Starfish Therapies

January 9, 2013

Play This, Not That

I am so excited to have Dana from Embrace Your Chaos guest posting here today!  She is a mom and an occupational therapist and has some amazing ideas and great things to share so make sure you check her out at Embrace Your Chaos.  I hope you enjoy her post here as much as I did! (PS – I included the photos)

Just as there are better choices for the foods that we eat, there are also better choices for the types of things our kids play.  Some salad dressings are better for us than others, some brands of chips are better than others, and even some fast food burgers are better than others.  In just the same way, some board games are better for development of your child’s skills, some organized sports are better for our kid’s gross motor coordination, and even some video games benefit our kids more than others do.


As adults with tons of responsibility and long lists of “to dos,” we tend to forget about why play is so important for kids.  Some of us get caught up in running errands and in the things we have to get done while some of us tend to over-schedule our kids, both resulting in less time to engage in play with our children.  Play is a vital part of a child’s life for many reasons.  It develops creativity and social skills.  It provides a natural context for the child to learn and problem-solve.  It motivates kids to challenge their gross and fine motor skills.  The list could go on and on.  While it is our responsibility as adults to go to work, pay the bills, and clean the house, it is a child’s primary responsibility to learn and grow through play (while also helping to clean the house from time to time).


It is even more important in our current society that we, as parents, encourage our kids to play.  With growing expectations at school, entailing more time at the table and more homework, and with the growing fascination of electronics, our kids are engaging in play less and less.

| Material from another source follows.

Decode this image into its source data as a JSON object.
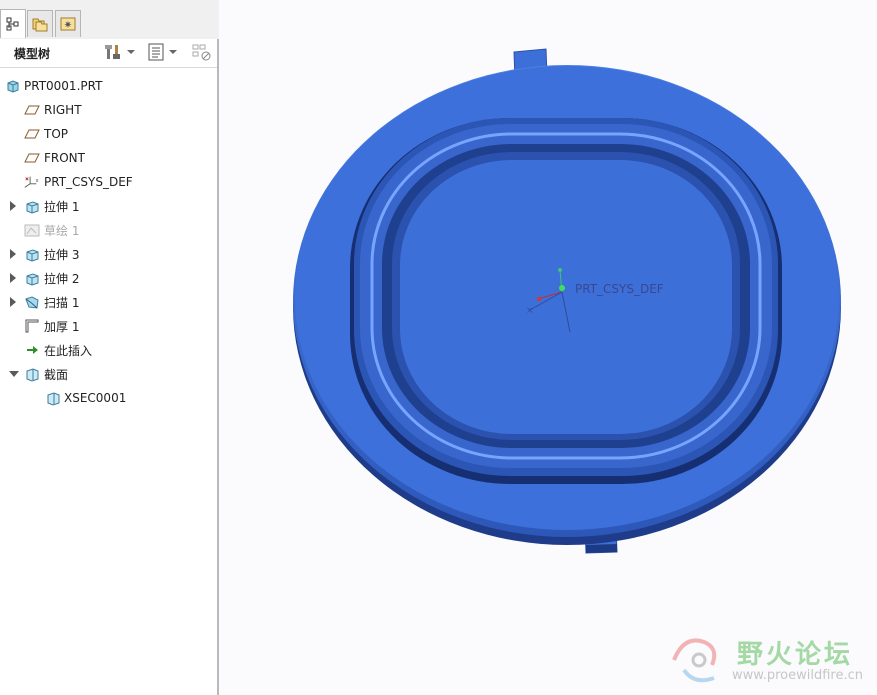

Corbin - Construction

With all types of play, including electronics, there are some choices that are better for encouraging development of our kids’ skills than others.  When thinking about play, consider these factors:

  • What are the sensory experiences?  How many sensory systems does the activity incorporate?  Does it get the child moving, exploring, and touching?  Also consider if the activity is too over-stimulating, which many video games tend to be.
  • What are the physical components?  Does the activity challenge the child’s coordination, balance, strength, and/or endurance?
  • What are the social opportunities?   Does the play activity provide opportunities for turn-taking, sharing, group problem-solving, or conflict resolution?
  • What are the cognitive aspects?   What are the opportunities for problem-solving, for following multi-step directions, for learning to sequence, and for learning other concepts and ideas?
  • What are the fine motor and visual motor components?  Does the activity work the small muscles of the hands?  Does it develop the manipulation skills needed for a good pencil grasp? Does it encourage the eye-hand coordination skills needed for handwriting development?  Does it improve the fine motor skills needed to manipulate fasteners, tools, and other small objects?

Some of these components may be more important for some kids than others.  Some children may need more opportunities to build their gross motor skills while other kids may be struggling more with their social skills.  It is ALWAYS important to give a child opportunities to create and choose his or her own play activities; but, there are also times when it is appropriate to provide direction to ensure their play tasks target the areas that will benefit them.  Take video games for instance.  The Wii will provide a greater challenge to your child’s coordination and gross motor development than the X-Box.  “Mother May I” may engage more cognitive and sensory-motor skills than “Tag.”  And gymnastics may provide more calming and organizing sensory input for your child than soccer.

corbin cake18

Most of all, don’t forget the importance of all types of play.  And remember that play is one of the best ways to foster your child’s development and target the skills your child needs.  When thinking about how to best encourage your child’s skills through play, remember these different components to find those activities that provide your child with the “just right” experiences and challenges!

Be sure to check out Embrace Your Chaos’ “101 Ways to Play” series to find great play activities and learn more about how play can foster your child’s development!


  1. […] sure to check out Embrace’s guest post on Starfish Therapies’ Blog to read about the importance of play and to find out how play can help to improve any and all of […]

    Pingback by Play This, Not That! | Embrace Your Chaos — January 9, 2013 @ 2:19 pm | Reply

  2. […] C.  Play This, Not That […]

    Pingback by 2013 Recap and Top Ten Posts | Starfish Therapies — January 1, 2014 @ 5:18 pm | Reply

RSS feed for comments on this post. TrackBack URI

Leave a Reply

Fill in your details below or click an icon to log in: Logo

You are commenting using your account. Log Out /  Change )

Facebook photo

You are commenting using your Facebook account. Log Out /  Change )

Connecting to %s

Blog at

%d bloggers like this: